Newegg’s Chief Legal Officer Lee Cheng says that the attitudes of the court officials had a lot to do with Newegg’s win, when they finally decided that enough was enough and gave Soverain what it deserved.

Bold emphasis mine.  It makes a difference who you go in front of to try these troll cases.  It matters who your counsel is.  It matters who the troll is.

This is particularly true in the technology industry, where personality plays such a huge role in decision-making.  I’ve seen it personally when I was told many years ago that I was not the best coder for the job (wait…what??), but that I was outgoing and responsive and, well, the client liked me better than the other guy.  Even though it cost them a little more over time because I wasn’t quite as efficient, they’d rather have dealt with me than the other guy.  Personality made the difference.

Anyway, that was the point I made in commenting on this blog.  Not very many people have heard of Monsanto.  More have heard of DuPont, but not nearly as many as have heard of let’s say Dell, Apple, Cisco, etc. as Dan points out.  Dan Pierron further makes this point:

What’s more, from my perspective, the findings of infringement in both the CMU v. Marvell and Monsanto v. DuPont cases will have much more significant effects in terms of impact on the consumer than the Apple v. Samsung suit

The papers (did I just type that?  I meant online news sources, most assuredly) don’t talk about what’s important, they talk about what sells.  People don’t want to know that some chip-maker will drive up the cost of their kid’s Nintendo DS, they’re going to buy it anyway so that they can have peace and quiet as they drive over the river and through the woods to Grandmother’s house.  Likewise, do people even know how much of what they eat contains soybeans and soybean by-products, over which Monsanto has a choke hold?  Not likely, or they wouldn’t actually eat them.  Soybeans?  Blech.

Here’s my comment on Dan’s entry, and I think it makes sense here as well, in that who you’re dealing with, individually and as a corporate entity, matters in terms of media coverage and what people think is important.

This is an interesting take…not only is the subject matter less interesting, the players are.
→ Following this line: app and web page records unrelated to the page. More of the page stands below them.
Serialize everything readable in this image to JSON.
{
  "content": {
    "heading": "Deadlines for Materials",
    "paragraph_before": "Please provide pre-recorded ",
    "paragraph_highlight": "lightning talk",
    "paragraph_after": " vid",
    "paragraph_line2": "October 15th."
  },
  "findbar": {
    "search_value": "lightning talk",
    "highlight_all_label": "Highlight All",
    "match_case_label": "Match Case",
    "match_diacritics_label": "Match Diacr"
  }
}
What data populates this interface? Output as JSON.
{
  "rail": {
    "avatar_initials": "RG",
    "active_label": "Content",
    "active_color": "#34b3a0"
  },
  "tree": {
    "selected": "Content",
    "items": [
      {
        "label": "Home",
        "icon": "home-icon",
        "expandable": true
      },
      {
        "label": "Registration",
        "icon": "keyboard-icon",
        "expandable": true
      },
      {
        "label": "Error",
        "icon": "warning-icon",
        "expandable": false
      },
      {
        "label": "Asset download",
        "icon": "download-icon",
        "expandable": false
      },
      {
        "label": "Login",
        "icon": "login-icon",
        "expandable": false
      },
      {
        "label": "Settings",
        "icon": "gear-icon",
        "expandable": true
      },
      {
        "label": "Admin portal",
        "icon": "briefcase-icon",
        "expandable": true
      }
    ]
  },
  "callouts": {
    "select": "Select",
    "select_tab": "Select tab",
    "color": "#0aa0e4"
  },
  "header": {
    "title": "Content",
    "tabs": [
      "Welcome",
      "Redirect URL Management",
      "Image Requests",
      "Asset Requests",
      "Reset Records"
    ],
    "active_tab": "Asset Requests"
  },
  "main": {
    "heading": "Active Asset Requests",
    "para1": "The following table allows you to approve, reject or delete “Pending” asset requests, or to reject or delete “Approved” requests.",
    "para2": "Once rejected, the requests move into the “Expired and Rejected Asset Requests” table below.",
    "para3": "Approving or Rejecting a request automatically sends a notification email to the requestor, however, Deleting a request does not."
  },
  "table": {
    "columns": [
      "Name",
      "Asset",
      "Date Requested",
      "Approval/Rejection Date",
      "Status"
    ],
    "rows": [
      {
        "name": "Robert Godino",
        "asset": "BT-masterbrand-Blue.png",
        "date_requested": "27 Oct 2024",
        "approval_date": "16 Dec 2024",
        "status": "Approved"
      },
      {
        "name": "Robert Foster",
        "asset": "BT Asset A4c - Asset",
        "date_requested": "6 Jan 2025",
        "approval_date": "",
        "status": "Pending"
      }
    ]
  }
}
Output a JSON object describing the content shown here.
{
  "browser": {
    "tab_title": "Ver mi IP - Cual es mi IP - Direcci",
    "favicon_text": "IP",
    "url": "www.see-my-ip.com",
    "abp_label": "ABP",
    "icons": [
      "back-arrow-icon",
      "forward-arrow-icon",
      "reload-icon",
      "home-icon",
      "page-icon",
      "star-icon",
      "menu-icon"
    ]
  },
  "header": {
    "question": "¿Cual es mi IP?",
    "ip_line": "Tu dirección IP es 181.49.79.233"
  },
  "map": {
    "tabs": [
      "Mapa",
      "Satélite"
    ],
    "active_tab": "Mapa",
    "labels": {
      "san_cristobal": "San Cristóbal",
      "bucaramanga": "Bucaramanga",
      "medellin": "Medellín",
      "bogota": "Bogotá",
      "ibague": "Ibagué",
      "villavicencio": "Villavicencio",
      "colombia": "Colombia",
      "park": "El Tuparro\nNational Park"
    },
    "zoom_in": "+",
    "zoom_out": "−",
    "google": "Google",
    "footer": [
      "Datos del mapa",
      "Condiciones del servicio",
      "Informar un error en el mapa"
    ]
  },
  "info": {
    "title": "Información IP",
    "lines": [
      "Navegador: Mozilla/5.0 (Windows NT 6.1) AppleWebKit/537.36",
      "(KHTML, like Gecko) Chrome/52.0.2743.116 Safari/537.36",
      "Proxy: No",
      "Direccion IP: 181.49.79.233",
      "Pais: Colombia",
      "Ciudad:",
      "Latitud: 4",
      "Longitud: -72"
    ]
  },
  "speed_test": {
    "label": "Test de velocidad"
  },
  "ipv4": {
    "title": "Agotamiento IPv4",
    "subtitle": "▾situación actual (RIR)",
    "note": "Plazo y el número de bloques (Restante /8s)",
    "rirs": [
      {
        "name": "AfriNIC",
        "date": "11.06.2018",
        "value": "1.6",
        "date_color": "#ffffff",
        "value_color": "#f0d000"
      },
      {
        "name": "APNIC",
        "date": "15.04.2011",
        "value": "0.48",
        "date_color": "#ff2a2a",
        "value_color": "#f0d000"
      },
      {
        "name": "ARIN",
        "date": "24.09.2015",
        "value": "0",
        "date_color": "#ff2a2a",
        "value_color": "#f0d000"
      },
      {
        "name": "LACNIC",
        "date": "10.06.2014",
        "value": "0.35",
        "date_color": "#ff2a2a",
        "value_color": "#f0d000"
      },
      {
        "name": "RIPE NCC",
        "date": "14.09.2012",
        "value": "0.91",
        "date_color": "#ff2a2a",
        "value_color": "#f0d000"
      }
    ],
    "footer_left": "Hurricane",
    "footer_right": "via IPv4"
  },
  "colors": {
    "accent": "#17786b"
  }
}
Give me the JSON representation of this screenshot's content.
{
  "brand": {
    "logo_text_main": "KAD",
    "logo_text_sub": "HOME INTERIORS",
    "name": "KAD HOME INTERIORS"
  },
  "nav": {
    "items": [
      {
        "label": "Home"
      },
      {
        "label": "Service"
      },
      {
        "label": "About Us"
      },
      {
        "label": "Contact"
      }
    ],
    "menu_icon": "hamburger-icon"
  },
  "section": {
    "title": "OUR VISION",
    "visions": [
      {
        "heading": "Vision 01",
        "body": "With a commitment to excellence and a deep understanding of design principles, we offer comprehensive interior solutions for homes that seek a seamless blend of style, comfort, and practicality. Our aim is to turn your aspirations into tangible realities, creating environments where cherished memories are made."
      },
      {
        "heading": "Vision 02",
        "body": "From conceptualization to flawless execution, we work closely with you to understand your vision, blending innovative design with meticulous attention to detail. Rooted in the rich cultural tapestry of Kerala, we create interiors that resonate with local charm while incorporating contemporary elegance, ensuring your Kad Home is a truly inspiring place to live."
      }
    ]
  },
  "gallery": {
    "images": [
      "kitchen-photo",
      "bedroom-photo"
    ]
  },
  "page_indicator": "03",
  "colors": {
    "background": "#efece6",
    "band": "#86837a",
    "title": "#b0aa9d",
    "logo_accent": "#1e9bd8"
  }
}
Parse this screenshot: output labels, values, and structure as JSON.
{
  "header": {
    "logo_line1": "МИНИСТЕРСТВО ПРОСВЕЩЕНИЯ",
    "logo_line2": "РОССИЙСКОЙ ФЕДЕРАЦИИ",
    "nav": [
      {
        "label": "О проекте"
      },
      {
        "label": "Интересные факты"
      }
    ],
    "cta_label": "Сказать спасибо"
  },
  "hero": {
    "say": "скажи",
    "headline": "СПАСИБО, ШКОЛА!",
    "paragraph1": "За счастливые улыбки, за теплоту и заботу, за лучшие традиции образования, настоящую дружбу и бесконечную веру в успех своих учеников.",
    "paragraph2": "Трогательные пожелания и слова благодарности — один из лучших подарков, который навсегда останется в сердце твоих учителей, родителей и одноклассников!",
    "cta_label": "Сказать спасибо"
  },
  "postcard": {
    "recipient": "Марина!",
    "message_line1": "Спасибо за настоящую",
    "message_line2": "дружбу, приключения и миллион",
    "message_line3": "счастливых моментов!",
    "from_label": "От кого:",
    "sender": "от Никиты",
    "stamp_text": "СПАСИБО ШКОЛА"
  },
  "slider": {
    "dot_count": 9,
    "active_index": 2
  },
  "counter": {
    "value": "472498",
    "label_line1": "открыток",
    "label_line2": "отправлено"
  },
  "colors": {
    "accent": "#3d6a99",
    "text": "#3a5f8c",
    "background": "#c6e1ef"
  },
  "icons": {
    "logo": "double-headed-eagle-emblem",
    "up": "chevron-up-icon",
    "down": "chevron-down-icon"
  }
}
Has anyone even heard of Monsanto? People outside of law firms, anyway, as you correctly pointed out? Not likely.

And yet, familiar as I thought I was with that case, I can’t think of a single name associated with it. In the troll world, however, you have the likes of Nathan Myhrvold who is by all accounts easy to hate. Steve Jobs is easy to love *and* hate. Then of course you have the original Troll Tracker issue with the shananigans and ballyhoo in EDTX and the ruffled feathers of poor Mr. Albritton.

The players really do make a difference, as does the industry they play in.

Well played, Mr. Dan.

Patent litigation is need of some seriously outrageous personalities on the bench.  From the opinion, which looks to have been written  by one Pauline Newman:

We conclude that the prior art CompuServe Mall system, by clear and convincing evidence, rendered obvious the “shopping cart” claims: claims 34 and 51 of the ’314 patent and claim 17 of the ’482 patent. These claims
are invalid; the district court’s contrary ruling is reversed.

I don’t know her but I like her already.  As Jesse James Dupree would say: “Puh POW!” Just say the words and make them stick.  That’s personality, folks.

Part of what it will take, in addition to more changes to the patent laws so that bogus patents are never even issued or moving to my favorite “use it or lose it” solution, is people with the type of personality to get stuff done and call it like it is.  Newegg’s corporate personality is one of “we’re not gonna take it” and the Judge’s is one of “yeah, you right!”

Just sayin’,

IPTT